Your objective: What you return should match the data below exactly, with no pictures in it.

[Items from a dataset]
Start of Block

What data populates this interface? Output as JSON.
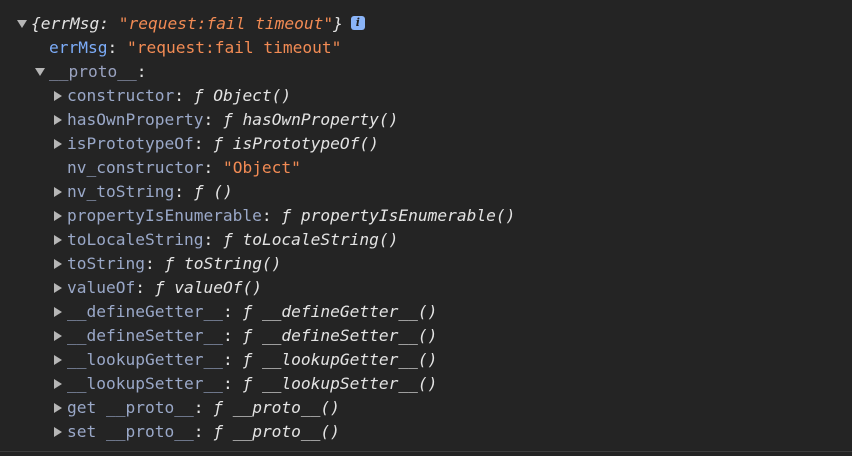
{
  "object": {
    "summary_open": "{",
    "summary_key": "errMsg",
    "summary_colon": ": ",
    "summary_value": "\"request:fail timeout\"",
    "summary_close": "}",
    "info_badge": "i"
  },
  "props": {
    "errMsg_key": "errMsg",
    "errMsg_value": "\"request:fail timeout\"",
    "proto_key": "__proto__",
    "proto_colon": ":"
  },
  "proto_items": [
    {
      "key": "constructor",
      "f": "ƒ",
      "value": "Object()"
    },
    {
      "key": "hasOwnProperty",
      "f": "ƒ",
      "value": "hasOwnProperty()"
    },
    {
      "key": "isPrototypeOf",
      "f": "ƒ",
      "value": "isPrototypeOf()"
    },
    {
      "key": "nv_constructor",
      "value": "\"Object\""
    },
    {
      "key": "nv_toString",
      "f": "ƒ",
      "value": "()"
    },
    {
      "key": "propertyIsEnumerable",
      "f": "ƒ",
      "value": "propertyIsEnumerable()"
    },
    {
      "key": "toLocaleString",
      "f": "ƒ",
      "value": "toLocaleString()"
    },
    {
      "key": "toString",
      "f": "ƒ",
      "value": "toString()"
    },
    {
      "key": "valueOf",
      "f": "ƒ",
      "value": "valueOf()"
    },
    {
      "key": "__defineGetter__",
      "f": "ƒ",
      "value": "__defineGetter__()"
    },
    {
      "key": "__defineSetter__",
      "f": "ƒ",
      "value": "__defineSetter__()"
    },
    {
      "key": "__lookupGetter__",
      "f": "ƒ",
      "value": "__lookupGetter__()"
    },
    {
      "key": "__lookupSetter__",
      "f": "ƒ",
      "value": "__lookupSetter__()"
    },
    {
      "key": "get __proto__",
      "f": "ƒ",
      "value": "__proto__()"
    },
    {
      "key": "set __proto__",
      "f": "ƒ",
      "value": "__proto__()"
    }
  ],
  "colors": {
    "background": "#242424",
    "key": "#7cacf8",
    "string": "#f28b54",
    "text": "#e3e3e3"
  }
}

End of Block

Your solution:
What data populates this interface? Output as JSON.
{
  "object": {
    "summary_open": "{",
    "summary_key": "errMsg",
    "summary_colon": ": ",
    "summary_value": "\"request:fail timeout\"",
    "summary_close": "}",
    "info_badge": "i"
  },
  "props": {
    "errMsg_key": "errMsg",
    "errMsg_value": "\"request:fail timeout\"",
    "proto_key": "__proto__",
    "proto_colon": ":"
  },
  "proto_items": [
    {
      "key": "constructor",
      "f": "ƒ",
      "value": "Object()"
    },
    {
      "key": "hasOwnProperty",
      "f": "ƒ",
      "value": "hasOwnProperty()"
    },
    {
      "key": "isPrototypeOf",
      "f": "ƒ",
      "value": "isPrototypeOf()"
    },
    {
      "key": "nv_constructor",
      "value": "\"Object\""
    },
    {
      "key": "nv_toString",
      "f": "ƒ",
      "value": "()"
    },
    {
      "key": "propertyIsEnumerable",
      "f": "ƒ",
      "value": "propertyIsEnumerable()"
    },
    {
      "key": "toLocaleString",
      "f": "ƒ",
      "value": "toLocaleString()"
    },
    {
      "key": "toString",
      "f": "ƒ",
      "value": "toString()"
    },
    {
      "key": "valueOf",
      "f": "ƒ",
      "value": "valueOf()"
    },
    {
      "key": "__defineGetter__",
      "f": "ƒ",
      "value": "__defineGetter__()"
    },
    {
      "key": "__defineSetter__",
      "f": "ƒ",
      "value": "__defineSetter__()"
    },
    {
      "key": "__lookupGetter__",
      "f": "ƒ",
      "value": "__lookupGetter__()"
    },
    {
      "key": "__lookupSetter__",
      "f": "ƒ",
      "value": "__lookupSetter__()"
    },
    {
      "key": "get __proto__",
      "f": "ƒ",
      "value": "__proto__()"
    },
    {
      "key": "set __proto__",
      "f": "ƒ",
      "value": "__proto__()"
    }
  ],
  "colors": {
    "background": "#242424",
    "key": "#7cacf8",
    "string": "#f28b54",
    "text": "#e3e3e3"
  }
}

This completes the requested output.